In the Journals

Diabetes trials scrutinized in new analysis

In an analysis supported by the FDA, researchers at Duke University Medical Center suggest that current diabetes trials are not addressing important clinical care issues. According to their data, only 10% of trials focused on prevention.

“It’s important that clinical trials enroll patients who are representative of populations affected by diabetes and its complications,” researcher Jennifer Green, MD, associate professor at Duke University School of Medicine and member of the Duke Clinical Research Institute, said in a press release. “Our study is just a snapshot in time, but it can serve as a guide for where we need to focus attention and resources.”

Green and colleagues created a subset of 2,484 interventional trials by selecting studies registered on clinicaltrials.gov to examine whether current studies address the prevention of diabetes and its complications.

According to data, 74.8% diabetes-related trials primarily had a therapeutic purpose, whereas 10% were considered preventive. These therapeutic interventions included drugs (63.1%) and behavioral (11.7%), researchers wrote. Additionally, most trials were designed to enroll fewer than 500 (91.1%) or 100 (58.6%) patients, with mean completion periods of 1.8 years.

Furthermore, a small percentage of trials reportedly targeted patients aged 18 years or younger (3.7%) or aged at least 65 years (0.6%), whereas 30.8% excluded patients aged older than 65 years and the majority excluded patients aged older than 75 years, researchers added.

“When trials are excluding patients who are older or younger, it’s questionable whether the trial findings can be applied to people in those age groups,” Green said. “We really don’t understand how best to manage disease in these patients , particularly among patients of advanced age. So the exclusion of them from most studies and the small number of trials that specifically enroll older individuals is problematic.”

Moreover, Green and colleagues reported that funding sources included industry (50.9%), NIH (7.5%) or other, with most being single-center trials of other sponsorship (37.7%) or industry-funded multicenter studies (27.4%). Only 1.4% of trials listed primary outcomes that included mortality or clinically significant cardiovascular complications, according to data.

“We will see many more such trials in the future, given the recent emphasis on assessing diabetes medications for cardiovascular safety,” Green said.

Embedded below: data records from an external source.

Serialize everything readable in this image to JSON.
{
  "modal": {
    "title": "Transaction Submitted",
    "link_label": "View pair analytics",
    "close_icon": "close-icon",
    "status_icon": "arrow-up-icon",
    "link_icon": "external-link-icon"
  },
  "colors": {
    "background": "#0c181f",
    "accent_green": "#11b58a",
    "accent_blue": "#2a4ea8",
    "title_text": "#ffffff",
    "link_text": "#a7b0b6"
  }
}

Green and colleagues wrote that recently registered diabetes trials may not adequately address issues needed to inform evidence-based practice.

Disclosure: The researchers report no relevant financial disclosures.

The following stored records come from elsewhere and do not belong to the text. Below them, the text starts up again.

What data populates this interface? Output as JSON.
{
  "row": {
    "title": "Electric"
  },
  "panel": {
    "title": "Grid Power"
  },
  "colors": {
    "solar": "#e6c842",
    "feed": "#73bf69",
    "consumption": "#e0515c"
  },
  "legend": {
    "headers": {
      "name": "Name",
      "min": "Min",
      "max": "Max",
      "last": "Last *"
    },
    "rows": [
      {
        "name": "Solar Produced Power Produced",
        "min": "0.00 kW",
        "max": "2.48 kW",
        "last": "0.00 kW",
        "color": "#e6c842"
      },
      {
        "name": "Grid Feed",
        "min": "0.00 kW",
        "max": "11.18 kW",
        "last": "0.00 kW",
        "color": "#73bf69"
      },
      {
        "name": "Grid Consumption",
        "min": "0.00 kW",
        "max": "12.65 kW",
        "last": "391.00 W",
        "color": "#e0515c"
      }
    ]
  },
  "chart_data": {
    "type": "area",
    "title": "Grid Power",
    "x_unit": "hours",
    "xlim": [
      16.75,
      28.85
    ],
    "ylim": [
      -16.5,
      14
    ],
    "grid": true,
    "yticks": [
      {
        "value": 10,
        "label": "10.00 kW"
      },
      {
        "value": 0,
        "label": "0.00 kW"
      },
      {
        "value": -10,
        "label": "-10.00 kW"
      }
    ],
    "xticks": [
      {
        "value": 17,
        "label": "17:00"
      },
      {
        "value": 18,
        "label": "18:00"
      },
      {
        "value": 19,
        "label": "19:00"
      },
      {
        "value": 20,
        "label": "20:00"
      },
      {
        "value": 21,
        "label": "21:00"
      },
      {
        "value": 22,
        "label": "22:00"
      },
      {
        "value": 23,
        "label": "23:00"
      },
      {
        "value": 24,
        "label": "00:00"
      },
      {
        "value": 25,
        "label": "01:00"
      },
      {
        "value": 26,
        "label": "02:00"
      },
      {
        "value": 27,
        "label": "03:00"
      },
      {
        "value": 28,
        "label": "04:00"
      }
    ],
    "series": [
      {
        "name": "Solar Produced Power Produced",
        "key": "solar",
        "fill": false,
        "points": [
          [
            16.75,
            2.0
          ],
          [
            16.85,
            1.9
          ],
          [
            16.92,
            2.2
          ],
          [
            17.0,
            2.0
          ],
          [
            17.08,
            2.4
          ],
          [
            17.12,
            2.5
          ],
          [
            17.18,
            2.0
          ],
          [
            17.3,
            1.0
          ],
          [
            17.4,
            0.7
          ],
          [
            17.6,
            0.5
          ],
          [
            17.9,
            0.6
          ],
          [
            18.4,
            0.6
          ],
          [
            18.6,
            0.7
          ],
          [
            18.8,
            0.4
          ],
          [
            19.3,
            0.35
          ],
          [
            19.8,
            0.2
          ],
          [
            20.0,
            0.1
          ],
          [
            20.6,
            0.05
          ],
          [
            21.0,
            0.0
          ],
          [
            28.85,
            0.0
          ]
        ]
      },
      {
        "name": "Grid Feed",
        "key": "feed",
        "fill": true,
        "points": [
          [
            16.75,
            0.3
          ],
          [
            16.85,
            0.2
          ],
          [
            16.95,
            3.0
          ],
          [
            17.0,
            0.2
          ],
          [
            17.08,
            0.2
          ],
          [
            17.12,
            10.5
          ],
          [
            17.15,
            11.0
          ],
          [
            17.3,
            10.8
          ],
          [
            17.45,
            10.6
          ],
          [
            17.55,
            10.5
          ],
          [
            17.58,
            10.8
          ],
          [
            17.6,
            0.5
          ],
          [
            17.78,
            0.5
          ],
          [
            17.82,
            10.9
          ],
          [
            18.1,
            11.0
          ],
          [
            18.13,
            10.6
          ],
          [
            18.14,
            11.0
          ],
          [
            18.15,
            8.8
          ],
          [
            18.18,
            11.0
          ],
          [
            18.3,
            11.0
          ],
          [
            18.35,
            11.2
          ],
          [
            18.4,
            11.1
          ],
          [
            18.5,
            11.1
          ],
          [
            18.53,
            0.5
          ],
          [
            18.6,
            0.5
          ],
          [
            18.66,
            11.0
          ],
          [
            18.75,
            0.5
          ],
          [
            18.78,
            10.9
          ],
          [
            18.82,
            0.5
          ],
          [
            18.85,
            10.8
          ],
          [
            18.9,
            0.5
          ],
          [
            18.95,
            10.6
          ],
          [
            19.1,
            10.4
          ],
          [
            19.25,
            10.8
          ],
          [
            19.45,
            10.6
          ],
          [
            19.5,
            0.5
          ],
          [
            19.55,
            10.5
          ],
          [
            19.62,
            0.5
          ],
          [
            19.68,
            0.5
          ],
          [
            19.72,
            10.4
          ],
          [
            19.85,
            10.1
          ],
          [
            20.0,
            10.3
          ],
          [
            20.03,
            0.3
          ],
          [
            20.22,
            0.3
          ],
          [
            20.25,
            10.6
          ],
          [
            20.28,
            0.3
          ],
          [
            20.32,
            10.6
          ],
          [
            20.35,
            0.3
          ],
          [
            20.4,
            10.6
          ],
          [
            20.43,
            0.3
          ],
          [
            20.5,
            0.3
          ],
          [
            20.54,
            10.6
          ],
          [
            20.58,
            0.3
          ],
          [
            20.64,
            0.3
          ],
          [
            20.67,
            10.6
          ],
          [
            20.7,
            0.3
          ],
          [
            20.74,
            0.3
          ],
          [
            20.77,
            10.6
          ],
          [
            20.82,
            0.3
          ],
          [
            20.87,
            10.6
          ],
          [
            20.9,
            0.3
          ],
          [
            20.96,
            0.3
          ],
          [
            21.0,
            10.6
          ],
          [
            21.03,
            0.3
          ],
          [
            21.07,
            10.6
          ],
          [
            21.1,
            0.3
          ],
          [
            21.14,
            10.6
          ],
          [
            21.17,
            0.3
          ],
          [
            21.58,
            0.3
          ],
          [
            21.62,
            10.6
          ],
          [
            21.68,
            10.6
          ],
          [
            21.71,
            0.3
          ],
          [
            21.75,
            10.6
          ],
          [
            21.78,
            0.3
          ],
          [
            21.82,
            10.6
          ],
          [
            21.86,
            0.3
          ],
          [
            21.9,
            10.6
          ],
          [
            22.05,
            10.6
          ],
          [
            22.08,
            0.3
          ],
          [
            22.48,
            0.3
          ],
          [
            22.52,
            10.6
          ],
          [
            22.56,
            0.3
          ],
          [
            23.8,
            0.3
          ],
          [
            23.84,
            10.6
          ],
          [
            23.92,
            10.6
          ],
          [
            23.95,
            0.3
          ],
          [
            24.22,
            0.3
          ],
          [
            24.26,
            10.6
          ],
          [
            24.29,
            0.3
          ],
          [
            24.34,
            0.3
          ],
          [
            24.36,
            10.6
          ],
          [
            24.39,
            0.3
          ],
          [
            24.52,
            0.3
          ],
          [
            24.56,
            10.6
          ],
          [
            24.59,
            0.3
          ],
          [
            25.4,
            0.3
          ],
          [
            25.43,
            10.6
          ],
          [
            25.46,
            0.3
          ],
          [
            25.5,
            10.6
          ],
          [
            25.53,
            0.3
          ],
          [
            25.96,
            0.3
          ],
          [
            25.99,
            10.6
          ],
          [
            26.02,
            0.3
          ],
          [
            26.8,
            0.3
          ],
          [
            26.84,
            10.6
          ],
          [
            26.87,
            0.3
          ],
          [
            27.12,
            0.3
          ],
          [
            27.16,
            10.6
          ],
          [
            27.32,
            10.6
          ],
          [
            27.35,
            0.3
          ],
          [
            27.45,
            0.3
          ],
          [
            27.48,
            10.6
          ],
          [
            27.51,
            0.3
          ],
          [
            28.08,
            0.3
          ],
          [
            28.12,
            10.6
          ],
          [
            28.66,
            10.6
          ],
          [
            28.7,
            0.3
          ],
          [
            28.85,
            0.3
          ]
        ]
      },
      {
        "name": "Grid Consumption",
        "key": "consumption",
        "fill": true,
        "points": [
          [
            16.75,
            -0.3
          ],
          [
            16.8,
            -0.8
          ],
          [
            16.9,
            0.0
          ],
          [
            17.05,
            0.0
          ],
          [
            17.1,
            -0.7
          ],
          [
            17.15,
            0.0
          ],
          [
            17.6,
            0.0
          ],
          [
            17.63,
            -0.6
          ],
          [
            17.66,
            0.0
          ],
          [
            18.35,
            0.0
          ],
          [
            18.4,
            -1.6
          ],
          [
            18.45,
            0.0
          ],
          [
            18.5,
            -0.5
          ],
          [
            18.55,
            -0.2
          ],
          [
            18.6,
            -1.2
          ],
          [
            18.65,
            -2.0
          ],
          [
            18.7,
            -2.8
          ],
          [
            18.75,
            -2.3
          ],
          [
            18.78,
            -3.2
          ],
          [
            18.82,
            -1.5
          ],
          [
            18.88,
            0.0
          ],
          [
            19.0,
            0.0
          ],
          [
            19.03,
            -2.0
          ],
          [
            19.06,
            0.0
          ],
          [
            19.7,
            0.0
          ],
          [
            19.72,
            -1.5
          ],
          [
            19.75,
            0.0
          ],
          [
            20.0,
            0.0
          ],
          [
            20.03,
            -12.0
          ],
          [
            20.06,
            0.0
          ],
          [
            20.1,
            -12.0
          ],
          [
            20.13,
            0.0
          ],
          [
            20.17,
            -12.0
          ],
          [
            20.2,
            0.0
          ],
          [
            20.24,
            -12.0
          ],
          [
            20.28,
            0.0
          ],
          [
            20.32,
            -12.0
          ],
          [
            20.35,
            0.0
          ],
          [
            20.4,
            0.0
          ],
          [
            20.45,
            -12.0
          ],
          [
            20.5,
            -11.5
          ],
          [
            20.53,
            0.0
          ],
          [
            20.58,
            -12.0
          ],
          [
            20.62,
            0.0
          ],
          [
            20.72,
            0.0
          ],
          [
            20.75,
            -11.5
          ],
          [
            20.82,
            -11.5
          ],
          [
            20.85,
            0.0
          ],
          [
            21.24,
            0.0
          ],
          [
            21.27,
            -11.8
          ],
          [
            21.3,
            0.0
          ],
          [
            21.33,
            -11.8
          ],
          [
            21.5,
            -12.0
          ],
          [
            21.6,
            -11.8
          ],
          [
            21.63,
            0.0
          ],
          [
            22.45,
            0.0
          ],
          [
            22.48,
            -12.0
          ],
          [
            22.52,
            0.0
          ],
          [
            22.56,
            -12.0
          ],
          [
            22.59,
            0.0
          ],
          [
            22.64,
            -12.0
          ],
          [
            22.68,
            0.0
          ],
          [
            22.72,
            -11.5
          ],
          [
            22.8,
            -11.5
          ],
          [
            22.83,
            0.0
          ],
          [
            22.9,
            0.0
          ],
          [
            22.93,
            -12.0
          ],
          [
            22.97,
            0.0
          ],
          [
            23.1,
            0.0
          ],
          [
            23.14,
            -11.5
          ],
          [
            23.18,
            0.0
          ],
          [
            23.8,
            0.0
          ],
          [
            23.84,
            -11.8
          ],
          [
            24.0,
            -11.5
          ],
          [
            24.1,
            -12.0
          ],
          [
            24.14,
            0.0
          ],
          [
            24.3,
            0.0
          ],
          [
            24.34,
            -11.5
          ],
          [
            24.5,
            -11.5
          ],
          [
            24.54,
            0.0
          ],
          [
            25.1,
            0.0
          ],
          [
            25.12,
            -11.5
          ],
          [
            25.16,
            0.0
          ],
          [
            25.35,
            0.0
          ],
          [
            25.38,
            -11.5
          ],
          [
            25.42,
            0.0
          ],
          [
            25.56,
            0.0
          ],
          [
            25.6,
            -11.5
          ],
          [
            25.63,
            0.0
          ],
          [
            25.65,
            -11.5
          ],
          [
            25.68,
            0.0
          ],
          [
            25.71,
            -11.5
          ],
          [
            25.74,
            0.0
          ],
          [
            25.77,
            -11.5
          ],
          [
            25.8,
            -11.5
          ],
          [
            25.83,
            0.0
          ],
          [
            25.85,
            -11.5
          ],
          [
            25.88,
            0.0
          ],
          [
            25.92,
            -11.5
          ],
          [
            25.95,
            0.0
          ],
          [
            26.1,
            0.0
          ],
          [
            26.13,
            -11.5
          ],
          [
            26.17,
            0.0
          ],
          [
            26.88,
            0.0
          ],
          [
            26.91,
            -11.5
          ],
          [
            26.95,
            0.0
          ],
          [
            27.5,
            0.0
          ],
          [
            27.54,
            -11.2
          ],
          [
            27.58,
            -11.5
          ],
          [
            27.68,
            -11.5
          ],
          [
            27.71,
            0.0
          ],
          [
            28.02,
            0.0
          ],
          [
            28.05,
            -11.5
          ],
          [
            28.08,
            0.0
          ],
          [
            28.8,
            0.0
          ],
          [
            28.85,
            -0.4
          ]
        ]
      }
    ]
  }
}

In an analysis supported by the FDA, researchers at Duke University Medical Center suggest that current diabetes trials are not addressing important clinical care issues. According to their data, only 10% of trials focused on prevention.

“It’s important that clinical trials enroll patients who are representative of populations affected by diabetes and its complications,” researcher Jennifer Green, MD, associate professor at Duke University School of Medicine and member of the Duke Clinical Research Institute, said in a press release. “Our study is just a snapshot in time, but it can serve as a guide for where we need to focus attention and resources.”

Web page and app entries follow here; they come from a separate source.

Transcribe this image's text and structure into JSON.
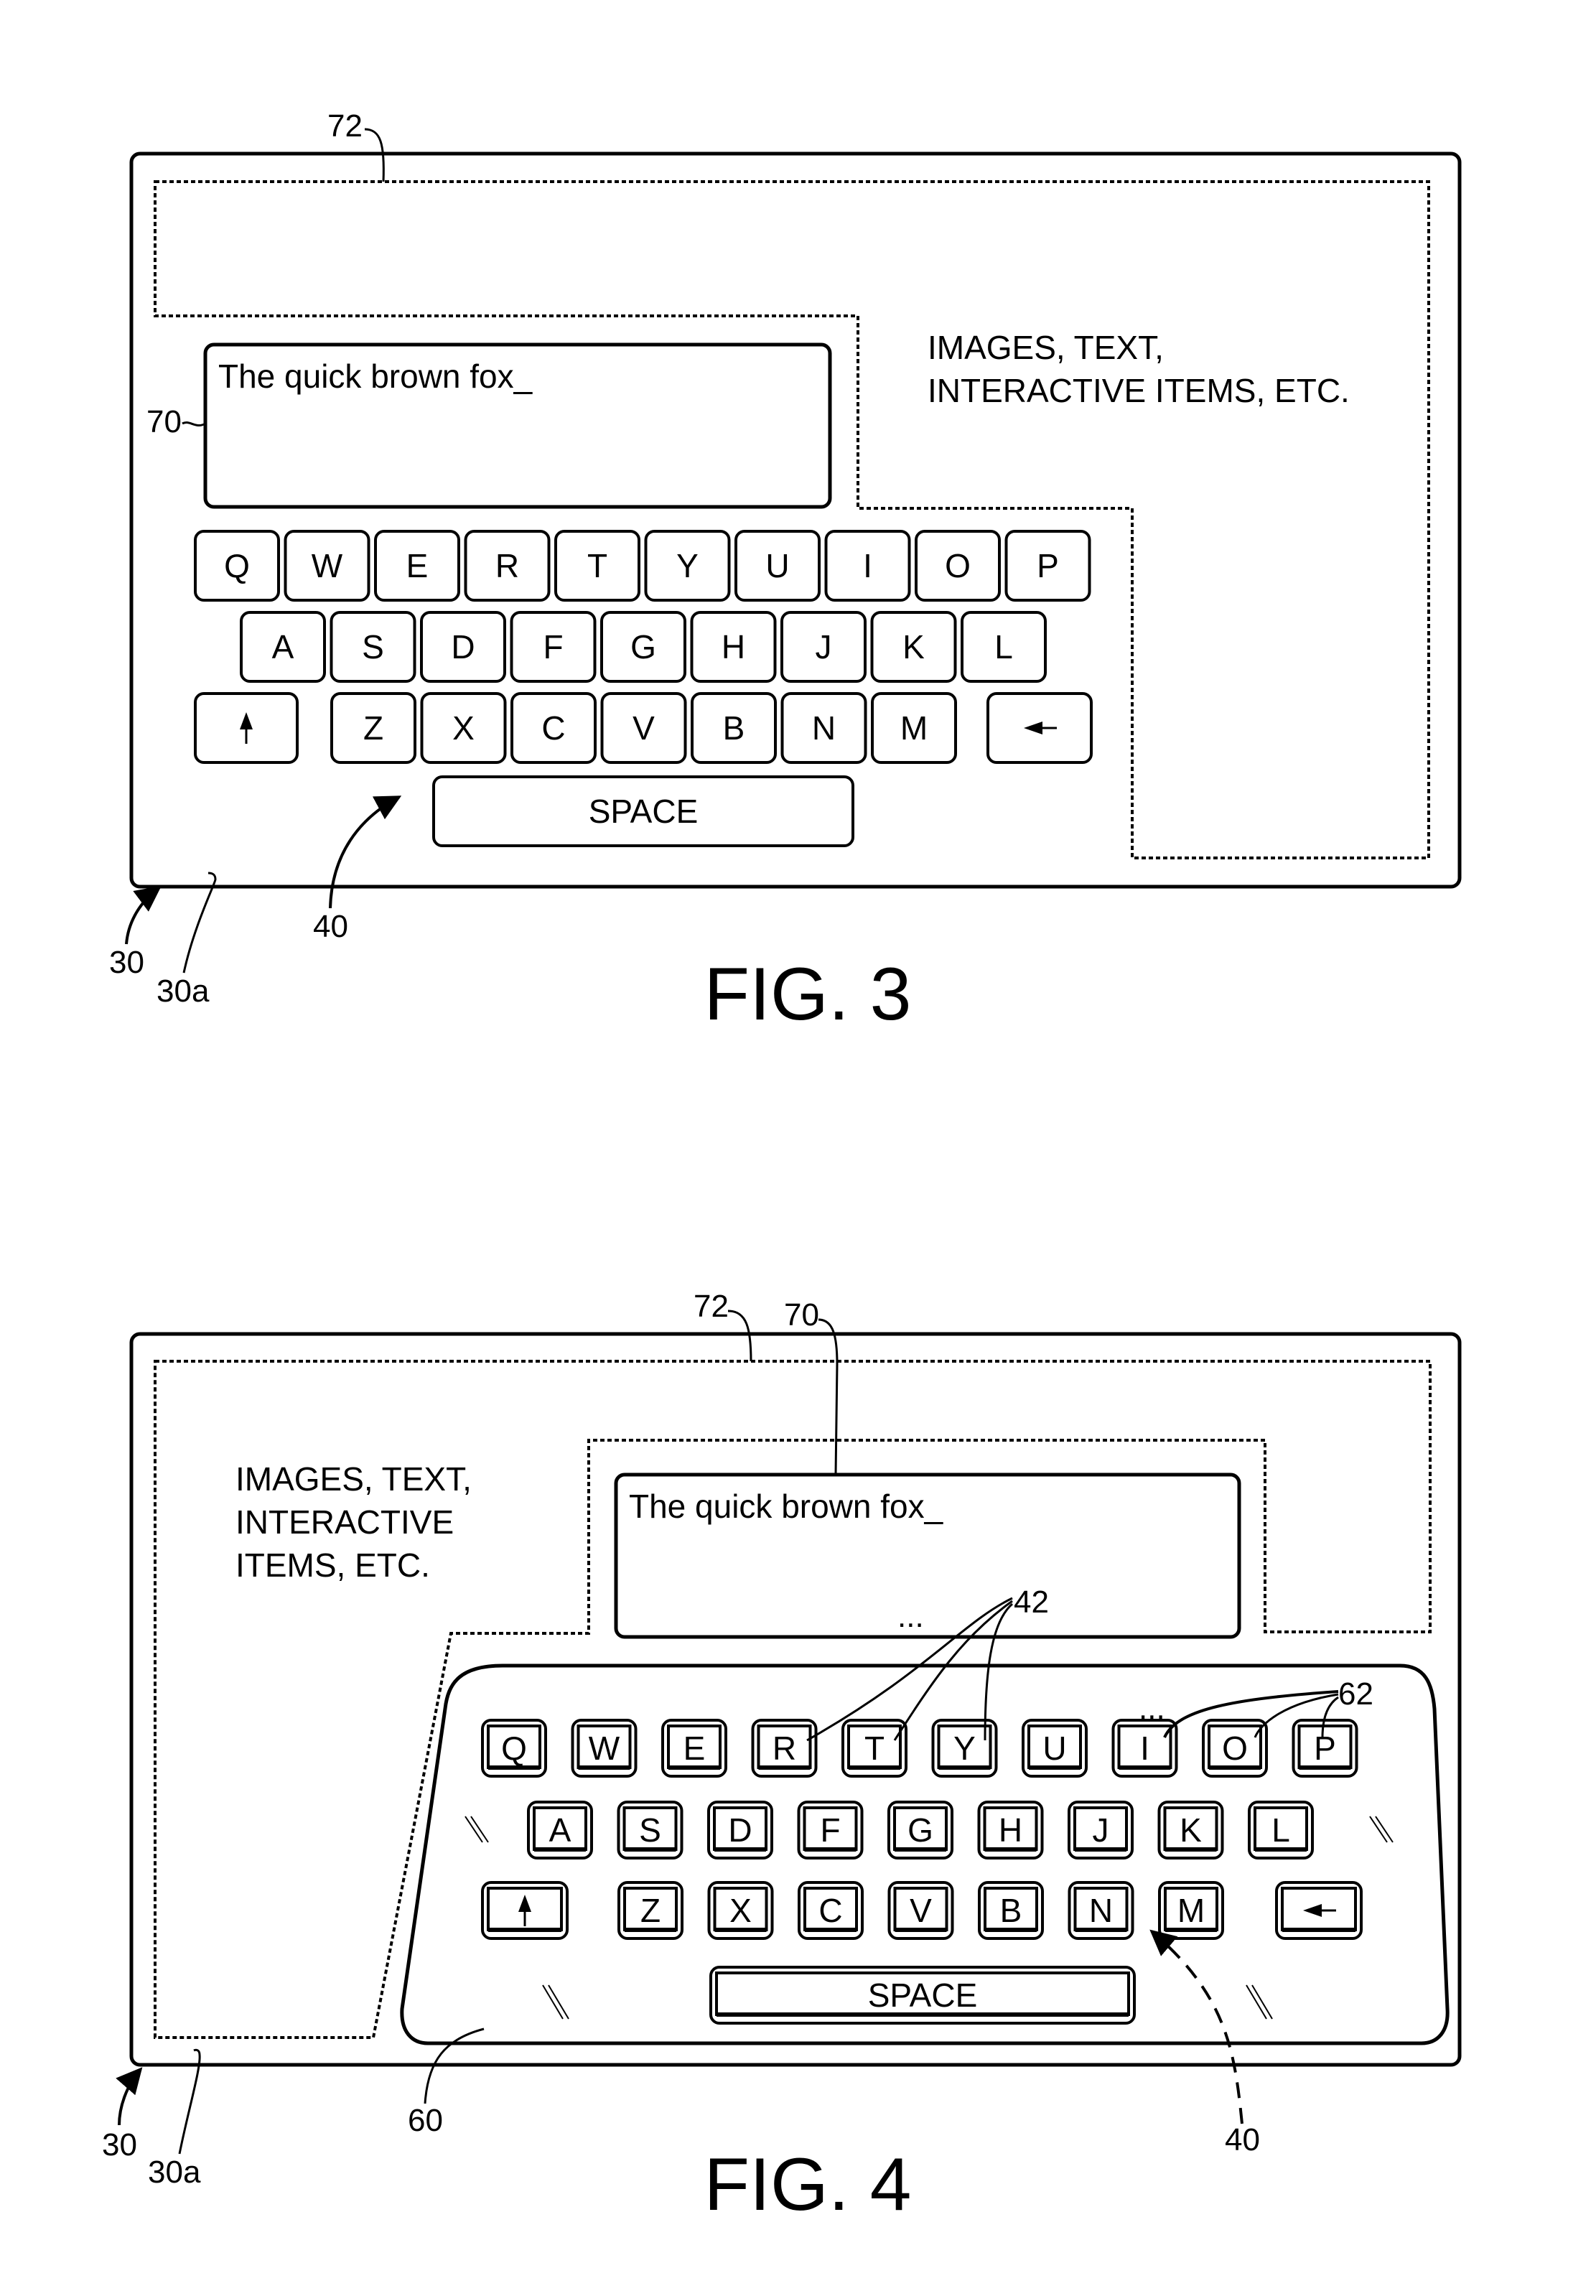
{
  "figures": [
    {
      "id": "fig3",
      "caption": "FIG. 3",
      "text_field": "The quick brown fox_",
      "content_lines": [
        "IMAGES, TEXT,",
        "INTERACTIVE ITEMS, ETC."
      ],
      "keys": {
        "row1": [
          "Q",
          "W",
          "E",
          "R",
          "T",
          "Y",
          "U",
          "I",
          "O",
          "P"
        ],
        "row2": [
          "A",
          "S",
          "D",
          "F",
          "G",
          "H",
          "J",
          "K",
          "L"
        ],
        "row3": [
          "Z",
          "X",
          "C",
          "V",
          "B",
          "N",
          "M"
        ],
        "shift_icon": "up-arrow",
        "backspace_icon": "left-arrow",
        "space": "SPACE"
      },
      "refs": {
        "device": "30",
        "display": "30a",
        "keyboard": "40",
        "text_field": "70",
        "content_region": "72"
      }
    },
    {
      "id": "fig4",
      "caption": "FIG. 4",
      "text_field": "The quick brown fox_",
      "content_lines": [
        "IMAGES, TEXT,",
        "INTERACTIVE",
        "ITEMS, ETC."
      ],
      "keys": {
        "row1": [
          "Q",
          "W",
          "E",
          "R",
          "T",
          "Y",
          "U",
          "I",
          "O",
          "P"
        ],
        "row2": [
          "A",
          "S",
          "D",
          "F",
          "G",
          "H",
          "J",
          "K",
          "L"
        ],
        "row3": [
          "Z",
          "X",
          "C",
          "V",
          "B",
          "N",
          "M"
        ],
        "shift_icon": "up-arrow",
        "backspace_icon": "left-arrow",
        "space": "SPACE"
      },
      "refs": {
        "device": "30",
        "display": "30a",
        "keyboard": "40",
        "keys_group": "42",
        "overlay": "60",
        "key_outlines": "62",
        "text_field": "70",
        "content_region": "72",
        "ellipsis": "..."
      }
    }
  ]
}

Green and colleagues created a subset of 2,484 interventional trials by selecting studies registered on clinicaltrials.gov to examine whether current studies address the prevention of diabetes and its complications.

According to data, 74.8% diabetes-related trials primarily had a therapeutic purpose, whereas 10% were considered preventive. These therapeutic interventions included drugs (63.1%) and behavioral (11.7%), researchers wrote. Additionally, most trials were designed to enroll fewer than 500 (91.1%) or 100 (58.6%) patients, with mean completion periods of 1.8 years.

Furthermore, a small percentage of trials reportedly targeted patients aged 18 years or younger (3.7%) or aged at least 65 years (0.6%), whereas 30.8% excluded patients aged older than 65 years and the majority excluded patients aged older than 75 years, researchers added.

“When trials are excluding patients who are older or younger, it’s questionable whether the trial findings can be applied to people in those age groups,” Green said. “We really don’t understand how best to manage disease in these patients , particularly among patients of advanced age. So the exclusion of them from most studies and the small number of trials that specifically enroll older individuals is problematic.”

Moreover, Green and colleagues reported that funding sources included industry (50.9%), NIH (7.5%) or other, with most being single-center trials of other sponsorship (37.7%) or industry-funded multicenter studies (27.4%). Only 1.4% of trials listed primary outcomes that included mortality or clinically significant cardiovascular complications, according to data.

“We will see many more such trials in the future, given the recent emphasis on assessing diabetes medications for cardiovascular safety,” Green said.

Green and colleagues wrote that recently registered diabetes trials may not adequately address issues needed to inform evidence-based practice.

Disclosure: The researchers report no relevant financial disclosures.